To contact Michael Vice regarding consignments to future Firearms sales at Morphy’s, call 717-335-3435 or email firstname.lastname@example.org.
Submitted by admin on Mon, 09/09/2013 - 14:21
Robots sweep the top 10 at Morphy’s million-dollar Toy Auction, Sept. 6-7
More than 40 record prices achieved by Enzo Pertoldi space toy collection
DENVER, Pa. – “We knew the robots were going to take off, but we had no idea the sale was going to turn into such a landmark event for collectors. The excitement level was through the roof,” said Morphy Auctions CEO Dan Morphy, describing the scene at his company’s Sept. 6-7 Toy Auction.
The centerpiece of the 1,122-lot offering was the renowned Enzo Pertoldi collection of vintage robots and space toys, which had traveled from Italy to take the spotlight at Morphy’s. When the last of the lunar dust had settled, pieces from the Pertoldi group decisively occupied all of the top 10 slots in the $1,032,000 auction. All prices quoted in this report are inclusive of 20% buyer’s premium.
The leader of the pack was a battery-operated Radicon Robot from Masudaya’s “Gang of Five” series. Like most of the other robots in the collection, the 14¾in, gray textured-metal Radicon was made in Japan. Accompanied by its unusual remote control and colorful original box, it commanded a winning bid of $37,300 against an estimate of $10,000-$15,000.

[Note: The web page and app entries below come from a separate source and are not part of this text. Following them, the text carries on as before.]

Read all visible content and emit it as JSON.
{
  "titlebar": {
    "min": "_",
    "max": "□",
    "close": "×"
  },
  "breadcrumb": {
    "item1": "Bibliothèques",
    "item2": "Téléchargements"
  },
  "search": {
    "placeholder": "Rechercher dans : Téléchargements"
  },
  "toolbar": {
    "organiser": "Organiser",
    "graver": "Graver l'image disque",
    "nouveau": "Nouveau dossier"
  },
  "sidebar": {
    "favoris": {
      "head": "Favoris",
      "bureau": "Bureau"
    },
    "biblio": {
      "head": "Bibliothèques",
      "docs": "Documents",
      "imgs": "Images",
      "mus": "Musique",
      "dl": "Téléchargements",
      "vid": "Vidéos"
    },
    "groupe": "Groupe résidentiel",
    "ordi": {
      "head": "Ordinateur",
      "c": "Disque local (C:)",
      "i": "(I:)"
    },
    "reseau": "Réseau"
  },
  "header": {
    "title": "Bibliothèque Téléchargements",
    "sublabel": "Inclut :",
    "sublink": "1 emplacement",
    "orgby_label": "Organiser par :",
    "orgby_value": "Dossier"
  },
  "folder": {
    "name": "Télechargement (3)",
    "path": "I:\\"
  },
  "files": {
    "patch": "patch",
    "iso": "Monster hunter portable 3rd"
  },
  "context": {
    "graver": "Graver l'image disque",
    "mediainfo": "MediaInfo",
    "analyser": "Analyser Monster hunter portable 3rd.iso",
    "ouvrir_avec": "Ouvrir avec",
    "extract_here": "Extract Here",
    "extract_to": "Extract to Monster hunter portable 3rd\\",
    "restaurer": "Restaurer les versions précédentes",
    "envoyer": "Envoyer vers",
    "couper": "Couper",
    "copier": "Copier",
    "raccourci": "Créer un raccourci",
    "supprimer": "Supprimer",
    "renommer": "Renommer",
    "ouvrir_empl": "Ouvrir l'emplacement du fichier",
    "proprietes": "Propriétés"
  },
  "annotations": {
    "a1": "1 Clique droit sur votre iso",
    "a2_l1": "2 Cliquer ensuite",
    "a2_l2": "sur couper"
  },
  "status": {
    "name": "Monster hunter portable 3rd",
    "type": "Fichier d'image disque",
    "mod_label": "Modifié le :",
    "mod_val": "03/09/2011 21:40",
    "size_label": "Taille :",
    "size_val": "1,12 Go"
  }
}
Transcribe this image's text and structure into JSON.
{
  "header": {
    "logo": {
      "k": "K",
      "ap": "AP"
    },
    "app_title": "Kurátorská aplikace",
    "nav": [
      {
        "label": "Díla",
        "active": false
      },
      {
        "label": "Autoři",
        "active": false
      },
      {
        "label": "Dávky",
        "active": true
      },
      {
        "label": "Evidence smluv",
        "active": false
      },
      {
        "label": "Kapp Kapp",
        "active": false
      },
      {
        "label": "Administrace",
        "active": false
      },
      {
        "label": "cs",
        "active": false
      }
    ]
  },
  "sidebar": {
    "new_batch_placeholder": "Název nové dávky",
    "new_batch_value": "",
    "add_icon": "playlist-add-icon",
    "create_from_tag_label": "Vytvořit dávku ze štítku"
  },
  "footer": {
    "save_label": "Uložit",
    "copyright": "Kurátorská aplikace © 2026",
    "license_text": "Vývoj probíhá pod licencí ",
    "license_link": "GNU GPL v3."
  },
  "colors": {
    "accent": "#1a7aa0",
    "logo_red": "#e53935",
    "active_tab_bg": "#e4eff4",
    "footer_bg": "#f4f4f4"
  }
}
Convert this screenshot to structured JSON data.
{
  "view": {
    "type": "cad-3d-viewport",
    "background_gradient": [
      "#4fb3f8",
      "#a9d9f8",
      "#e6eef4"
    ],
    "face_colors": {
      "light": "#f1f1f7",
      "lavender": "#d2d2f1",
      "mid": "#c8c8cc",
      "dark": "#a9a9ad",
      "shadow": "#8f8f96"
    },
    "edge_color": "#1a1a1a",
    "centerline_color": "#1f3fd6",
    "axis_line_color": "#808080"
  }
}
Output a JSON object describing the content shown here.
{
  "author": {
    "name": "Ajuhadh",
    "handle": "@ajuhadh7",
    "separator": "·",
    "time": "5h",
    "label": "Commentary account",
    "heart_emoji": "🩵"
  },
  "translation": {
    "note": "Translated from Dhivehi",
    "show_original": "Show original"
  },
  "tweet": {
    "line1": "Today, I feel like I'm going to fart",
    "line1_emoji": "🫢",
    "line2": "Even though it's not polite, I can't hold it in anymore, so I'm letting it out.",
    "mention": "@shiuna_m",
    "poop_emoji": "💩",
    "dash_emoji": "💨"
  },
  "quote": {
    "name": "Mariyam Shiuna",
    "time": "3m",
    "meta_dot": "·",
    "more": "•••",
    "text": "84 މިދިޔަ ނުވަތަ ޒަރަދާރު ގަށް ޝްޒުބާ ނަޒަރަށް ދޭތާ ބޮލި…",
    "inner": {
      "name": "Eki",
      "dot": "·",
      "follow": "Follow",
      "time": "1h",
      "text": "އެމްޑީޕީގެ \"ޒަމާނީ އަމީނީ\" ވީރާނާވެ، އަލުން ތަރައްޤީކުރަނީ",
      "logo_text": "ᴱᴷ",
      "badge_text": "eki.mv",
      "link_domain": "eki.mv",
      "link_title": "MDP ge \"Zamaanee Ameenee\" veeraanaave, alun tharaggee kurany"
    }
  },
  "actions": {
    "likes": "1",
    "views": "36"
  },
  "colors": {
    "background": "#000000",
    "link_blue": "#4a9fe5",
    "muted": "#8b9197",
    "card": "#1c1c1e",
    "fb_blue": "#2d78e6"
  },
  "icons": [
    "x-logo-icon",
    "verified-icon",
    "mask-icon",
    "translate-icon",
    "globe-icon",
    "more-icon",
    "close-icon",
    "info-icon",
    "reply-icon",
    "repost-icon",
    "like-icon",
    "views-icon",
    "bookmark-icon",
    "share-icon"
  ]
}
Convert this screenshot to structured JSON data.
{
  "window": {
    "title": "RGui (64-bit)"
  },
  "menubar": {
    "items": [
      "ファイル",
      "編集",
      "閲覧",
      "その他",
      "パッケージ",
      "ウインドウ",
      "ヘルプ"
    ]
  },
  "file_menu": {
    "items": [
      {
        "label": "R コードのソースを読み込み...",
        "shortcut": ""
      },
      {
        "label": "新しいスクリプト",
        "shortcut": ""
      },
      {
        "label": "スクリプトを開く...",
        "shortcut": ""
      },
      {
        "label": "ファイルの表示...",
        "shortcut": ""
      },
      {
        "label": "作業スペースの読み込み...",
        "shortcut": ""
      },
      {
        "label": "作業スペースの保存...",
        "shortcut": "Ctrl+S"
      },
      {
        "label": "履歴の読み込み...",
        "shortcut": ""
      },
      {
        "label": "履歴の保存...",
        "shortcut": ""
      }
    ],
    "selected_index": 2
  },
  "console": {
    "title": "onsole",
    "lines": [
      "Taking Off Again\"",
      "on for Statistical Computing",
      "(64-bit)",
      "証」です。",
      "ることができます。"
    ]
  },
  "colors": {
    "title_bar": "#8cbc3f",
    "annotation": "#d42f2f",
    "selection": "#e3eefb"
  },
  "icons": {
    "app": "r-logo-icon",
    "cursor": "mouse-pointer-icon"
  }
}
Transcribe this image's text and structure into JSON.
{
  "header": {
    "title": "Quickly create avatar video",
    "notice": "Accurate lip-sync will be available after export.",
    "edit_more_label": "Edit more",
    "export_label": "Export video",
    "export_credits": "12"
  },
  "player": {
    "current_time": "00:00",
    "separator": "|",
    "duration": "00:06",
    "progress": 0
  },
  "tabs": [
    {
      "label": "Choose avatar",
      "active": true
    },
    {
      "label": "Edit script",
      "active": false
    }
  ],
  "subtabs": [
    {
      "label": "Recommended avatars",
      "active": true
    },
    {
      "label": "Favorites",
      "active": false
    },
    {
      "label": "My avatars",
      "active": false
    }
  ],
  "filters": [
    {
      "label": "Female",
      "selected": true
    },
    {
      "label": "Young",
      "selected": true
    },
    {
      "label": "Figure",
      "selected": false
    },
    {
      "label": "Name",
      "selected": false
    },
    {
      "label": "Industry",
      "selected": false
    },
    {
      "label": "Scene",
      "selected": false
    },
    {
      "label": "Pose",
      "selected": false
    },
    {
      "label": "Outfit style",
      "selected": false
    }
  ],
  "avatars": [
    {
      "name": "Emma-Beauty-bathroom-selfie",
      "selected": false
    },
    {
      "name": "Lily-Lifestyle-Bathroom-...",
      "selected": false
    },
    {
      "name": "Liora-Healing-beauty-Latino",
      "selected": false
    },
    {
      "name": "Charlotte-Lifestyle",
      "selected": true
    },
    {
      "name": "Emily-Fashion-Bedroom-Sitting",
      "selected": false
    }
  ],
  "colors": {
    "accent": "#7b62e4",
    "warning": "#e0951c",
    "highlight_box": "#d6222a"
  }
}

Another great favorite with collectors was the 7¾ in lithographed-tin wind-up Interplanetary Explorer Robot made by Naito Shoten. The rare, vividly graphic factory box depicting a helmeted explorer in space, his rifle shooting off sparks, played a big part in achieving the runner-up price of $22,800 against a presale estimate of $2,000-$3,000.
Not far behind was an 11in tall Nomura Radar Robot, known to collectors as “Topolino” (the Italian name for Mickey Mouse) because of its upright ears. A rare boxed example, it shot to $18,600, more than double the high estimate. Achieving the same money at $18,600, a Masudaya tin-litho Space Patrol with Suctorial Missiles came complete with its original box designed for use as a target. The crude, early space-theme box graphics, coupled with the naïve imagery on the toy, drove the lot to six times its high estimate.
Other high flyers included a futuristic T.V. Space Patrol tin car in sky blue with a bubble top and pictorial box, $16,800 (estimate $5,000-$7,000); a boxed Masudaya Robot Mighty 8 with Magic Color, $15,600 (estimate $4,000-$8,000); and a boxed Nomura Robby Space Patrol, $13,800 (estimate $2,000-$4,000).
“This sale proved that robots are stronger and in greater demand than ever before, especially those that are rare, boxed and in superior condition, like the ones in Enzo Pertoldi’s collection. We had great live, phone and Internet action, and international buyers – especially the Japanese – were very competitive throughout,” said Morphy. “After the auction, our robot expert, Mark Bergin, said we had broken more than 40 individual price records and that it was the strongest robot sale he has seen to date.”
Enzo Pertoldi, who spent 35 years presciently amassing and refining his incomparable collection, also had words of praise to offer. He described the auction results as “extraordinary and unbelievable.”
Part II of the late Ray Jones and Theresa Jones collection of antique occupational shaving mugs, which opened the sale, also brought significant prices. A gilt-finished china mug with a realistically painted image of a greenhouse tripled its estimate at $6,600; while a shipbuilder’s shaving mug depicting a craft under construction sailed to $4,800 against an estimate of $800-$1,200. With crossover appeal to collectors of sports memorabilia, a mug with the image of a baseball player sliding into second base doubled its high estimate to finish at $3,600.
Morphy’s will conduct a Toy & Advertising auction on October 29 and a major Toy & Marble auction on December 13-14. For additional information, call Morphy’s gallery at 717-335-3435 or e-mail email@example.com. Visit Morphy’s website, www.morphyauctions.com, for regularly updated details on future sales.